And I see him everywhere – perhaps not as often as I used to, in the first year after he died. But I still see him. Constantly. It's terrible to know that someone who mentored you so ardently is no longer there to do so, and yet you can see them wherever you go...and they ignore you because...it's not really them.
I picked up this book hoping that it would enable some kind of mind blowing catharsis, that it would let me let go, both of Larry and of what I consider a silly attachment that I have to this thing called theatre. In a funny way, I think it's done its job. I was all set to write a real review of the book and talk about the way that it seems to peter out in the end, painted with huge primary-colored strokes as opposed to the 265-color detail of the first several chapters. And I was all set to comment on the use of collage - the way the interviews are textually collaged into the body of the book to create the history. And I was all set to harp on not having this book as a reference when I was writing my awful awful awful papers. But those things don't matter when I consider the real reasons for having it in my collection. Reading about Joe again has left me weeping - a little bit for the success of the NYSF, and a little bit for the memories, and a lot for the passion that reminds me so much of Larry.

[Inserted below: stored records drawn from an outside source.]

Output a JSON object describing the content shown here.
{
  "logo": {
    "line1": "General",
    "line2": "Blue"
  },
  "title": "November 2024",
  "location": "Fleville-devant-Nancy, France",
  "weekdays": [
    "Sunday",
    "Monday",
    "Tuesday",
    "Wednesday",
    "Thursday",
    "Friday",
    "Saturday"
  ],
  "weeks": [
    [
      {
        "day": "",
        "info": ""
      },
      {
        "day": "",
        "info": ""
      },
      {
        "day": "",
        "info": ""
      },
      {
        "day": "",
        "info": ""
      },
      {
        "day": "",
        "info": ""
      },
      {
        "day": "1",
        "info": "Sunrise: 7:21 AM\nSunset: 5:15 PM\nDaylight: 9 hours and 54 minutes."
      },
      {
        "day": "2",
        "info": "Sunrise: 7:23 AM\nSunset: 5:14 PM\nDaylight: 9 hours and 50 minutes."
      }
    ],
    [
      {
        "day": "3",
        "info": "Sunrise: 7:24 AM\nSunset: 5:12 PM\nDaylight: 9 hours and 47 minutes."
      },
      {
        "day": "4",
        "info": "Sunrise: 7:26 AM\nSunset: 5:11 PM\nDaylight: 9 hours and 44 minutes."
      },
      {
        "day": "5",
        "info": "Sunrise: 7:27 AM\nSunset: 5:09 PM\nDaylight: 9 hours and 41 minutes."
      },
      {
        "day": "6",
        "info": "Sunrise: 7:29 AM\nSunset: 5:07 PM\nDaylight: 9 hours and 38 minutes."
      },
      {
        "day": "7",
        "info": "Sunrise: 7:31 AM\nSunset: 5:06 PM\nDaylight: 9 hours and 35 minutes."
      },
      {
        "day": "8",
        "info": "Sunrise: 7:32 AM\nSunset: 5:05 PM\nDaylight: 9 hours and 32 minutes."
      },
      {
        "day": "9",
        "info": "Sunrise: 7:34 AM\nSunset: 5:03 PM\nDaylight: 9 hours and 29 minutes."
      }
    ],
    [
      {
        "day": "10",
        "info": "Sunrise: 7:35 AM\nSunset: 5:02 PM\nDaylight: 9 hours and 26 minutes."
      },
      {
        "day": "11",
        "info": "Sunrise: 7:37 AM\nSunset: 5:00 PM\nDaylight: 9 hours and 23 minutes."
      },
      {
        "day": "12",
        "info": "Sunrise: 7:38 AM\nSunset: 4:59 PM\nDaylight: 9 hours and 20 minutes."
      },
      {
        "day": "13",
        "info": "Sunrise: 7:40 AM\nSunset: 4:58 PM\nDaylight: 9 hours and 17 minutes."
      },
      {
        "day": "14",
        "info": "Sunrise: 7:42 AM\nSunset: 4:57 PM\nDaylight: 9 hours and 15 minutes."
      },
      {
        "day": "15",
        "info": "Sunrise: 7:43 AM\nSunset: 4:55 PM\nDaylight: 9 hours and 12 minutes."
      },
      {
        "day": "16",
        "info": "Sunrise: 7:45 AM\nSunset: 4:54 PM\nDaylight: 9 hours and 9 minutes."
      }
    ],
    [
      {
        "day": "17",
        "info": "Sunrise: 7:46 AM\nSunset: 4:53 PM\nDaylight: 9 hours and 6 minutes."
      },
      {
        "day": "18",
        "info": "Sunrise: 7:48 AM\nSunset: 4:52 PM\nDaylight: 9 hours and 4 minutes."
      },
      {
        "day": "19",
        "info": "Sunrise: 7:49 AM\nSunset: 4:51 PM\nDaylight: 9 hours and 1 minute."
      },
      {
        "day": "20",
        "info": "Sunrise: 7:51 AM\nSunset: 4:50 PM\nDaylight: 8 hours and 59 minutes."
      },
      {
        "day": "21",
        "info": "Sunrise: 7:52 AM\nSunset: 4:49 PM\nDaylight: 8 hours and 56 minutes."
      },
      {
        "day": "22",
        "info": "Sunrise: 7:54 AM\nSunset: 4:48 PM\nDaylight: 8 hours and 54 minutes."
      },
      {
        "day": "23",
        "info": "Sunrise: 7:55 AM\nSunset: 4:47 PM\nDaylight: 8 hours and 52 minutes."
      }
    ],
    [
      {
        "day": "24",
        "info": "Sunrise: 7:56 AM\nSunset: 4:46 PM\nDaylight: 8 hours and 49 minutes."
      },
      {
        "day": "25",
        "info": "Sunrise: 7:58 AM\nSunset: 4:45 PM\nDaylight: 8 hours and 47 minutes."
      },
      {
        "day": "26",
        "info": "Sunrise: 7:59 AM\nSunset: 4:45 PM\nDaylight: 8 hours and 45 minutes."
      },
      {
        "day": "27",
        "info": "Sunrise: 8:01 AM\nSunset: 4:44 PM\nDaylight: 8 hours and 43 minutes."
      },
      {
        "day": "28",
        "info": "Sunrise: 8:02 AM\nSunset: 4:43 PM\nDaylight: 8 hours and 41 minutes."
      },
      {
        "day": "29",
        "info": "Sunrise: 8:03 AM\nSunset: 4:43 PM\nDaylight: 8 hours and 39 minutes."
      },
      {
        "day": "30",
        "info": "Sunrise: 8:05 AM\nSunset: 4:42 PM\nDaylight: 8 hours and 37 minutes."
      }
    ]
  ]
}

It's funny because this book has absolutely nothing to do with Larry Sacharow. After all, it was Peter Brook who believed in Jerzy Grotowski, and who did the epic Mahabharata (it was by Larry's insistence that Ratan Thiyam came to Fordham to direct The Blind Age which is similar in structure and story). And yet, it kind of has everything to do with Larry Sacharow. He was a revolutionary, a fighter, an inspiration. And having that idea come back to me by riding on Joe Papp's coat tails...it is cathartic. And, in a way, it brings a sort of peace.